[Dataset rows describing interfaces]
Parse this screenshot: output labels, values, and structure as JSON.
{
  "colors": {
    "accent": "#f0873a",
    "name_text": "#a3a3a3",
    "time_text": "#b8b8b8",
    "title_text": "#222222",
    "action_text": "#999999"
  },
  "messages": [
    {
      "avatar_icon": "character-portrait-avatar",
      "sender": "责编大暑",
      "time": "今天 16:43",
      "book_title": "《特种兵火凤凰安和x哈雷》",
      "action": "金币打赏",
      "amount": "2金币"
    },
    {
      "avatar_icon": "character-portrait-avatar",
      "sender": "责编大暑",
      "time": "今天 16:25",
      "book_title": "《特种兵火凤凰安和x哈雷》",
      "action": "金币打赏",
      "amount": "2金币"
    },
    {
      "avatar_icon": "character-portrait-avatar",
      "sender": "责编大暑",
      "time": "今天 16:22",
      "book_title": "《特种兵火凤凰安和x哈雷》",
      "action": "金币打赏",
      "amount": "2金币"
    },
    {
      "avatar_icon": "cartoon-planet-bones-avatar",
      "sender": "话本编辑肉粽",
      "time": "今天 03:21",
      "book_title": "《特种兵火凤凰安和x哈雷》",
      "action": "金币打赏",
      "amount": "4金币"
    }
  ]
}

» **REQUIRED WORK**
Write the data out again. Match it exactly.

» **RESPONSE TO THE EXERCISE**
Parse this screenshot: output labels, values, and structure as JSON.
{
  "colors": {
    "accent": "#f0873a",
    "name_text": "#a3a3a3",
    "time_text": "#b8b8b8",
    "title_text": "#222222",
    "action_text": "#999999"
  },
  "messages": [
    {
      "avatar_icon": "character-portrait-avatar",
      "sender": "责编大暑",
      "time": "今天 16:43",
      "book_title": "《特种兵火凤凰安和x哈雷》",
      "action": "金币打赏",
      "amount": "2金币"
    },
    {
      "avatar_icon": "character-portrait-avatar",
      "sender": "责编大暑",
      "time": "今天 16:25",
      "book_title": "《特种兵火凤凰安和x哈雷》",
      "action": "金币打赏",
      "amount": "2金币"
    },
    {
      "avatar_icon": "character-portrait-avatar",
      "sender": "责编大暑",
      "time": "今天 16:22",
      "book_title": "《特种兵火凤凰安和x哈雷》",
      "action": "金币打赏",
      "amount": "2金币"
    },
    {
      "avatar_icon": "cartoon-planet-bones-avatar",
      "sender": "话本编辑肉粽",
      "time": "今天 03:21",
      "book_title": "《特种兵火凤凰安和x哈雷》",
      "action": "金币打赏",
      "amount": "4金币"
    }
  ]
}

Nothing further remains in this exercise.